Task prompt → Among the entries that follow, find the lines holding "true" and say how many there are, with no other words.

╭─ Records to process

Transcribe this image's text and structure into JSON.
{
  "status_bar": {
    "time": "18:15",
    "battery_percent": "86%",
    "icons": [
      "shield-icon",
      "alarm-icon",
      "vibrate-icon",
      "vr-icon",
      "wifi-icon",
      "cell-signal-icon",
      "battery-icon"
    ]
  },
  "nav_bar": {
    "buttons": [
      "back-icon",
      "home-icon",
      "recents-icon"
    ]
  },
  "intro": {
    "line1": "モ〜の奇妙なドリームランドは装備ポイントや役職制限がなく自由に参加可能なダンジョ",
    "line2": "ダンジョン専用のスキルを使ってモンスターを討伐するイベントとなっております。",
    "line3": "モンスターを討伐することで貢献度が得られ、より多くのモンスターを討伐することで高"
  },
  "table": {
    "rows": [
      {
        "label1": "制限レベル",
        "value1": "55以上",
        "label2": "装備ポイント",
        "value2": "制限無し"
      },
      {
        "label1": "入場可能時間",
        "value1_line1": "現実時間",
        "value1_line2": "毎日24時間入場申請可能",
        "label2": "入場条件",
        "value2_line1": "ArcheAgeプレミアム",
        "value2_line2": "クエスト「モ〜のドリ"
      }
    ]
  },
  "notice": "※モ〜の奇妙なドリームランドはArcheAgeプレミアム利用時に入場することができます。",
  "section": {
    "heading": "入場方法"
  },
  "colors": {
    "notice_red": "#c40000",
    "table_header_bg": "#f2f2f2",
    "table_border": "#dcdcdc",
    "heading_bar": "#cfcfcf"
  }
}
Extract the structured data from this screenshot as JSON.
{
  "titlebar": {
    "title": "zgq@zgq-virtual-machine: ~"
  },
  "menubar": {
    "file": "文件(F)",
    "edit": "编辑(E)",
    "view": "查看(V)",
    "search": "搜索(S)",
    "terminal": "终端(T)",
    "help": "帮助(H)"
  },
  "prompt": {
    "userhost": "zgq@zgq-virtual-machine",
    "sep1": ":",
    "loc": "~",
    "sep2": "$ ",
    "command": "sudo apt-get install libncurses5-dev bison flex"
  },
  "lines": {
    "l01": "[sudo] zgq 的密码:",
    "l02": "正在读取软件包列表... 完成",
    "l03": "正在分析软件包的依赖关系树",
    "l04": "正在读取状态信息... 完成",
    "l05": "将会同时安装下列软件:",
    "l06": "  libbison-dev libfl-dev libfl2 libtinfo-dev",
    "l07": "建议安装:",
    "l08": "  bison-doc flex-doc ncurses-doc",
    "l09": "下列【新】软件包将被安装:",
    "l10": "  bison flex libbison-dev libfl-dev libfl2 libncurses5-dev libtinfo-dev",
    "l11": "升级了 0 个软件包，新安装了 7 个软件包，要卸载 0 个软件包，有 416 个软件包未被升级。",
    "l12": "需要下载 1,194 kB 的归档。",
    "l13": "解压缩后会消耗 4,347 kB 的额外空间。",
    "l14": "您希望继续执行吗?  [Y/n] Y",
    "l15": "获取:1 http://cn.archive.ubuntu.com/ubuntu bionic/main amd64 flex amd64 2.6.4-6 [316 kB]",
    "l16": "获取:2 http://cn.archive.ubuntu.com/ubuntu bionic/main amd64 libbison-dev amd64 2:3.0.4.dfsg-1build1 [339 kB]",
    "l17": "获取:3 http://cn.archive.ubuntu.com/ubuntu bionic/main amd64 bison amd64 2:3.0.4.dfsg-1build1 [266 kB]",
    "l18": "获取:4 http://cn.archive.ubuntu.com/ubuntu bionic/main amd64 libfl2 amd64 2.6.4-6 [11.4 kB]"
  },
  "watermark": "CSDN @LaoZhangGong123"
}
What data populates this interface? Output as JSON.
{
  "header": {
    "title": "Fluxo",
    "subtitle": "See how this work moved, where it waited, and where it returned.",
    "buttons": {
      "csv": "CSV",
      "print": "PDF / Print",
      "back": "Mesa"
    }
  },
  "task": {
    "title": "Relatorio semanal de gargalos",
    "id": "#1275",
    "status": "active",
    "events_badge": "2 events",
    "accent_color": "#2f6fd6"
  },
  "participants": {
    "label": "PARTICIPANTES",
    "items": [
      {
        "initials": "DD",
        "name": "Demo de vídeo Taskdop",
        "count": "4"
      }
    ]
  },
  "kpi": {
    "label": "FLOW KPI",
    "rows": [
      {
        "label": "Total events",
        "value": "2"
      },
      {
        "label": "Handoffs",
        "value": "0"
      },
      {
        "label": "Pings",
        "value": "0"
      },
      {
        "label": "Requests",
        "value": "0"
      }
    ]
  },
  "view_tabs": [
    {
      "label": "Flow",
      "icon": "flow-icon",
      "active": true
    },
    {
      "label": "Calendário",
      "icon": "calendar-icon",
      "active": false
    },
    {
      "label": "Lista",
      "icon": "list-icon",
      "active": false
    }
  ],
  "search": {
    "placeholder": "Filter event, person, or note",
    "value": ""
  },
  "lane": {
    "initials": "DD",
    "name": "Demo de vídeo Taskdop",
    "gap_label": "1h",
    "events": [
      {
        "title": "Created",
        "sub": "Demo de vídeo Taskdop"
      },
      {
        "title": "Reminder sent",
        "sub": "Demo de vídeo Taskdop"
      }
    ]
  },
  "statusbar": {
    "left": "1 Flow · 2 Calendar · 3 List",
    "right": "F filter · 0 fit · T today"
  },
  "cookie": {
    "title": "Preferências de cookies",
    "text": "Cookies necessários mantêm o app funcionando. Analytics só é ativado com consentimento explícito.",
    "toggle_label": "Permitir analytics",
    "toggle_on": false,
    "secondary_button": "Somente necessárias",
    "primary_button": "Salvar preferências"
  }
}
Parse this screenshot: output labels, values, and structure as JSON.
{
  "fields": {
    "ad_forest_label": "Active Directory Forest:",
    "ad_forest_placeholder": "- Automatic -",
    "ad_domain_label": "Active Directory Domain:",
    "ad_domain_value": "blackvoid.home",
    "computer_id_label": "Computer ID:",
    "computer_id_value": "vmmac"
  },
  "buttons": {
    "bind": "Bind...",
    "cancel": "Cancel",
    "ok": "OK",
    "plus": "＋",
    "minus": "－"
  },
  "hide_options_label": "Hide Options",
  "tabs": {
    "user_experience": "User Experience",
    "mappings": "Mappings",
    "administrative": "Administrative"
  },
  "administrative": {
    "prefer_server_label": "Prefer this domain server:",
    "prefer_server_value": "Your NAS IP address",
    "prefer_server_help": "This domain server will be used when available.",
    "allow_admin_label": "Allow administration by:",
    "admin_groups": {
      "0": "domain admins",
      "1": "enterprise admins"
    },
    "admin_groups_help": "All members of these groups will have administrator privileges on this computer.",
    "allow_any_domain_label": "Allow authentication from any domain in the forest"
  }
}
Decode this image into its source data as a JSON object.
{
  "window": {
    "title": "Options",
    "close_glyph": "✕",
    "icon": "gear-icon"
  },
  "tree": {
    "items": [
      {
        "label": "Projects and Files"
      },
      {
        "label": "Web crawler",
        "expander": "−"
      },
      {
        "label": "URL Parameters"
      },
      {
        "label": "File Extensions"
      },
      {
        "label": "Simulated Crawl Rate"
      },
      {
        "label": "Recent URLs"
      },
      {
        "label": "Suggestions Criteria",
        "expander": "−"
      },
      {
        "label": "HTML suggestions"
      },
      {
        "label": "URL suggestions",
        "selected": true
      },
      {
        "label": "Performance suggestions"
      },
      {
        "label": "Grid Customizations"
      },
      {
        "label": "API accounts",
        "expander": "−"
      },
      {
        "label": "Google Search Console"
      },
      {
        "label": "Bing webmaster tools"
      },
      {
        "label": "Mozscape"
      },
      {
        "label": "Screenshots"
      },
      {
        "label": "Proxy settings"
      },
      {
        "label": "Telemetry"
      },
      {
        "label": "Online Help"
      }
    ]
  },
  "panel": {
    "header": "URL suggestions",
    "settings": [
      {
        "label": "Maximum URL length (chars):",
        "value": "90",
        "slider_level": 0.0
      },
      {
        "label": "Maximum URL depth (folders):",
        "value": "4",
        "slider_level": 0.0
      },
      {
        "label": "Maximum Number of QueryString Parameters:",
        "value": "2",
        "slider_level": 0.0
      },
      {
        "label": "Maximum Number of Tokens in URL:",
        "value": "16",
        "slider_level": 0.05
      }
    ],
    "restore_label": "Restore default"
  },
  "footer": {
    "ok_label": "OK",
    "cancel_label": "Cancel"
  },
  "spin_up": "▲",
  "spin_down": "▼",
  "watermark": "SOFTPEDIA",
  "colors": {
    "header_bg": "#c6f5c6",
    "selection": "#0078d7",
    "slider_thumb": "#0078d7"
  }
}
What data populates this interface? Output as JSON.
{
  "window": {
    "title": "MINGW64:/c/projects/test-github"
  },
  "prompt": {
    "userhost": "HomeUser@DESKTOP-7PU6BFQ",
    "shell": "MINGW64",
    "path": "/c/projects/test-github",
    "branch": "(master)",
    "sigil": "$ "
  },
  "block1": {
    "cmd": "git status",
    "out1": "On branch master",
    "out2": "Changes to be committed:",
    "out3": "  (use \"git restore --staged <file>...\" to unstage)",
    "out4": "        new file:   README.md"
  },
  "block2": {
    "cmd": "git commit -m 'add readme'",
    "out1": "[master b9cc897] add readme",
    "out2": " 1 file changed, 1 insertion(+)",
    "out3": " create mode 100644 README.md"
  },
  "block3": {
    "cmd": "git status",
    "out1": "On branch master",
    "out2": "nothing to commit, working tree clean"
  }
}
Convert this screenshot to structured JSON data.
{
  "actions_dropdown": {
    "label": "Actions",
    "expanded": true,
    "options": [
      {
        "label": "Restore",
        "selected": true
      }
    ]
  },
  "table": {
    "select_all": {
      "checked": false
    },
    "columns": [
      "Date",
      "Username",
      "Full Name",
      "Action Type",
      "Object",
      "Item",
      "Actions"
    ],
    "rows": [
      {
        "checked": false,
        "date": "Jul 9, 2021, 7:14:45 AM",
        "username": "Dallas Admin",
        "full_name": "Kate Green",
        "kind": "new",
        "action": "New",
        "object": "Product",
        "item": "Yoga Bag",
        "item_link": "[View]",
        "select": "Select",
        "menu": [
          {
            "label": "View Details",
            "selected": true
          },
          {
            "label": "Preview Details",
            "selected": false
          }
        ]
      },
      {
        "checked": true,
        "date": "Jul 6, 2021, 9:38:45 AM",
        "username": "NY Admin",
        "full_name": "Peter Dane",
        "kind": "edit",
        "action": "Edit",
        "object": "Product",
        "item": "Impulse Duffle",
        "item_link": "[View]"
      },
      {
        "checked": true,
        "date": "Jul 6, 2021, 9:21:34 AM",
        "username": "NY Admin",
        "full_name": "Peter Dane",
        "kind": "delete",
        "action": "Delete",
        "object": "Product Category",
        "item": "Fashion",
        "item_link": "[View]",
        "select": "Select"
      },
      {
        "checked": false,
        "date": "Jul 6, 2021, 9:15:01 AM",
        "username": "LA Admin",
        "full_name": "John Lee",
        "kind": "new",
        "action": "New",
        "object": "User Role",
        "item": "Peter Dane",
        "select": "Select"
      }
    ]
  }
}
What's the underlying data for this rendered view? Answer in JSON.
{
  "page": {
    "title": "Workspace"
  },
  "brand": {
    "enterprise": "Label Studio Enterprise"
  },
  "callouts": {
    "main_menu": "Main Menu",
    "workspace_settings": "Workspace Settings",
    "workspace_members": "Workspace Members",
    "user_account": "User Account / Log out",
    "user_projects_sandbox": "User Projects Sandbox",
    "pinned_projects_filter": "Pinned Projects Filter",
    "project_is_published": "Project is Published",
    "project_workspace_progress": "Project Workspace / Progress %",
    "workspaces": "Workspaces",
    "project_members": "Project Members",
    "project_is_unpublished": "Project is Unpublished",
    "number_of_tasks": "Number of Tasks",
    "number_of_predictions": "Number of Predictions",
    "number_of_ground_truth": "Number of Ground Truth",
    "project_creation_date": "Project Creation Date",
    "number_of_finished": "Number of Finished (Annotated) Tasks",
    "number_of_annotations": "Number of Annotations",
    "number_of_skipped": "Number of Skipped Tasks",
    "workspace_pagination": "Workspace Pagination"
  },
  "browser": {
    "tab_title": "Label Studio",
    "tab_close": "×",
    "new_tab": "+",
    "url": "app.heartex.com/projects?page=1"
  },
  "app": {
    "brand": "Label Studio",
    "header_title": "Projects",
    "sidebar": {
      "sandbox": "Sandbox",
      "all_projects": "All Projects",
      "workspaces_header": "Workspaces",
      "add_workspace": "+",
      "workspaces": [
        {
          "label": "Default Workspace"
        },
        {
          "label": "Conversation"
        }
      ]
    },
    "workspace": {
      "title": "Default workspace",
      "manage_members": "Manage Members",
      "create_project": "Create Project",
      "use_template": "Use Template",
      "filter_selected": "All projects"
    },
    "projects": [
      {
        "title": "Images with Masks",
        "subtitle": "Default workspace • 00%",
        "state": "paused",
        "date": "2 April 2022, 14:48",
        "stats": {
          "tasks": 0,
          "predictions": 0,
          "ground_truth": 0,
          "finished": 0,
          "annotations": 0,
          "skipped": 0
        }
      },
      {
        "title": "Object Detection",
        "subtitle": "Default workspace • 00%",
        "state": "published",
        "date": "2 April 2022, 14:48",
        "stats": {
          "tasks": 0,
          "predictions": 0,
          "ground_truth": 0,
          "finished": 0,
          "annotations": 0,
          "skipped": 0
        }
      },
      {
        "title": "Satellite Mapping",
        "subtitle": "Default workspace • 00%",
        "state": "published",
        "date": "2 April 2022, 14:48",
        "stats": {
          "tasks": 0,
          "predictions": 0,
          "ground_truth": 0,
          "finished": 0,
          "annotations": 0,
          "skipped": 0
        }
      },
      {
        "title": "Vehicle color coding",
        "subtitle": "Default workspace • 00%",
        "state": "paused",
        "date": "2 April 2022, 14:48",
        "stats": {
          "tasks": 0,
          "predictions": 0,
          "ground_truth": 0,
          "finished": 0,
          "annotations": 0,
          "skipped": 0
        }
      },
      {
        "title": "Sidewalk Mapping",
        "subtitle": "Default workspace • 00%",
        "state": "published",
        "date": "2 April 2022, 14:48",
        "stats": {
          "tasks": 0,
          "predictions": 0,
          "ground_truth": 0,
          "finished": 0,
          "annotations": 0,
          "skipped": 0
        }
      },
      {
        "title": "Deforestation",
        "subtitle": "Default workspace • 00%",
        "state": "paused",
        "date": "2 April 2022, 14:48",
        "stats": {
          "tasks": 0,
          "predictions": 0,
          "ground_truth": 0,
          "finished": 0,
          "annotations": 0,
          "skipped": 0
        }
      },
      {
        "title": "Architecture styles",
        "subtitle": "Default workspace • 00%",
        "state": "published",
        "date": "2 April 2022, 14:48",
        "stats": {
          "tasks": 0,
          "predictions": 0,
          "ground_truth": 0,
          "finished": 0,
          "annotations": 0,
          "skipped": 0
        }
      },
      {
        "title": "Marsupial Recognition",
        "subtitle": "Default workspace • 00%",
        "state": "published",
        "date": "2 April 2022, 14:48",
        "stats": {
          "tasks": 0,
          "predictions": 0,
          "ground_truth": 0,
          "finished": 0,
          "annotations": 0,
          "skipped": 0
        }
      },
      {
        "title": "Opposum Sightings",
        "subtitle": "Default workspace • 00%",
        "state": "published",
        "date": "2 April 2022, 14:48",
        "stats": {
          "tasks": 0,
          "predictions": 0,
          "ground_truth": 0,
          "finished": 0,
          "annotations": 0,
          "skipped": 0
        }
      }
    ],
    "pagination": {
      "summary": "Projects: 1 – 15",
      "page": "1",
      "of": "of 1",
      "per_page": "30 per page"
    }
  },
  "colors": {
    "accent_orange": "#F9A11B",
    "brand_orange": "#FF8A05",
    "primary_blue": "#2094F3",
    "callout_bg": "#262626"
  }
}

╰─

Expected answer → 7